High-field magnetic resonance imaging scanners with a static magnetic field of 3 Tesla or higher are becoming ubiquitous in clinical and basic neurosciences. Given the high cost and complexity of operation, it is important to ask whether or not and how the use of high-field magnets can be beneficial for the neurosciences. What new questions can be addressed? Which new insights can we expect from these new tools? In addition, what are the limitations of these new techniques? This review discusses the three most important applications of the high-field magnetic resonance techniques for the neuroscience community: first, functional magnetic resonance imaging, second, in vivo spectroscopy, and third, in vivo fiber tracking on the basis of diffusion tensor imaging.
Bibliographical noteFunding Information:
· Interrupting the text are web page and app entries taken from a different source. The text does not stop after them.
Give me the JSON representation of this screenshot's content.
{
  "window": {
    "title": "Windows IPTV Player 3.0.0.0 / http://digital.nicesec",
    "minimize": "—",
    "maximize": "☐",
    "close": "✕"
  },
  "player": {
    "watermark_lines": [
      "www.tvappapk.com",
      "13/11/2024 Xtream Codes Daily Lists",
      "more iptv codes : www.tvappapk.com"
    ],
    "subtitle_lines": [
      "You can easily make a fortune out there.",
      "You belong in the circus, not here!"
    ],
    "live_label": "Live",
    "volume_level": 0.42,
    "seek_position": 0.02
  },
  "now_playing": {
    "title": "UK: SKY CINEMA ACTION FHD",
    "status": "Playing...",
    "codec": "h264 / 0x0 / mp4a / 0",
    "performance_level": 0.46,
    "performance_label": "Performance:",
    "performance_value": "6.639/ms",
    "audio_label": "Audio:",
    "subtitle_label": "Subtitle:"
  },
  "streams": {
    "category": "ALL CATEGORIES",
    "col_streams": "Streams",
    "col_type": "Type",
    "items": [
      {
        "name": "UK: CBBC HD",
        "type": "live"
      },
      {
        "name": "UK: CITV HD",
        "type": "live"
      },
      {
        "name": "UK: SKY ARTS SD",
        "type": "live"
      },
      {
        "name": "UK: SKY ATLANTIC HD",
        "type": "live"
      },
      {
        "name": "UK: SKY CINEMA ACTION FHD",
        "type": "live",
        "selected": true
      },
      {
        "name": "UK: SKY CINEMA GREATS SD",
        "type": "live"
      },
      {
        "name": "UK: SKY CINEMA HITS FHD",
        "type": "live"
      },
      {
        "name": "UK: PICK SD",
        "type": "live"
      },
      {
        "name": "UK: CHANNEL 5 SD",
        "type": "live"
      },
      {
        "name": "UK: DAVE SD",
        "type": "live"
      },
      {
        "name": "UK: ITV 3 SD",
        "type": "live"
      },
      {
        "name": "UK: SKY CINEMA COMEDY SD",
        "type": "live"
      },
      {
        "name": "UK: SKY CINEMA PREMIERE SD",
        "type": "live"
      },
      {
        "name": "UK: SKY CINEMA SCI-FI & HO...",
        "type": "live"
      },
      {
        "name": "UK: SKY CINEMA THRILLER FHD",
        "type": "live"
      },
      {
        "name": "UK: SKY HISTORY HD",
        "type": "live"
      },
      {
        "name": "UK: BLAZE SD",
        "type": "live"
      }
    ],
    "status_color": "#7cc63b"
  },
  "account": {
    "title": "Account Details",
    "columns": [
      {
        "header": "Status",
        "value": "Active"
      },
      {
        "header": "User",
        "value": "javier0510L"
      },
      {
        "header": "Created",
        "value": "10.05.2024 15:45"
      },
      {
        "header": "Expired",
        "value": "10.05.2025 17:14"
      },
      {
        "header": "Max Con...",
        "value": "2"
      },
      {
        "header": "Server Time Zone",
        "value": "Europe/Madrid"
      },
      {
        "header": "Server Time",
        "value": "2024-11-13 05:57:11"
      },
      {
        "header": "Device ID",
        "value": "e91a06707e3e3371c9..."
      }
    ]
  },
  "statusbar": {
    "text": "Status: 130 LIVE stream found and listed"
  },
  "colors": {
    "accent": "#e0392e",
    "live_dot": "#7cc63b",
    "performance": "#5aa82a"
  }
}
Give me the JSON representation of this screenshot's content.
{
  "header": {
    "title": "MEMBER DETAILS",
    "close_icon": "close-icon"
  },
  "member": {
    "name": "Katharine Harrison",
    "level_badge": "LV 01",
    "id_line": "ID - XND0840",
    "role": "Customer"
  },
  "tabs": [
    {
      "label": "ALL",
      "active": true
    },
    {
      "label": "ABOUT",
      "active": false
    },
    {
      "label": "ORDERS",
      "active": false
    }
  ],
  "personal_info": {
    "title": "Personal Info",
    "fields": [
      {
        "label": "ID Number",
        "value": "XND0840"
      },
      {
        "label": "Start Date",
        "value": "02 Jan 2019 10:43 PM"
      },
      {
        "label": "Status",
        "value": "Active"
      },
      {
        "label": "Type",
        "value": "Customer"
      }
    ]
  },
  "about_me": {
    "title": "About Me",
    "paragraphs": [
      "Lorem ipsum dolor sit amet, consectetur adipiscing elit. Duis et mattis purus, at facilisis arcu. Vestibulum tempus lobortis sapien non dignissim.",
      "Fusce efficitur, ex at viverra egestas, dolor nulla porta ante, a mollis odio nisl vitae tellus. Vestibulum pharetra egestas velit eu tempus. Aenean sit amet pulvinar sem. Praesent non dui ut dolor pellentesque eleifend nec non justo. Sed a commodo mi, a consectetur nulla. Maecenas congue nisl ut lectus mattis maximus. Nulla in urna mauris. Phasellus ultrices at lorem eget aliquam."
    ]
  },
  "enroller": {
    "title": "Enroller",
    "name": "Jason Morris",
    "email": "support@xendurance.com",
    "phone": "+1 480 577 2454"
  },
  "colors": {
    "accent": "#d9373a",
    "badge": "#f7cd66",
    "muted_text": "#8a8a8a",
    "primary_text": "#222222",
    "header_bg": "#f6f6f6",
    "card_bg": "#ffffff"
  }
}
This work was funded by the National Institutes of Health (RR08079), The Keck Foundation, The Mind Institute, The Whitaker Foundation and the Human Frontier Science Program. We would like to thank E Yacoub and M Kim for their assistance in preparing the manuscript.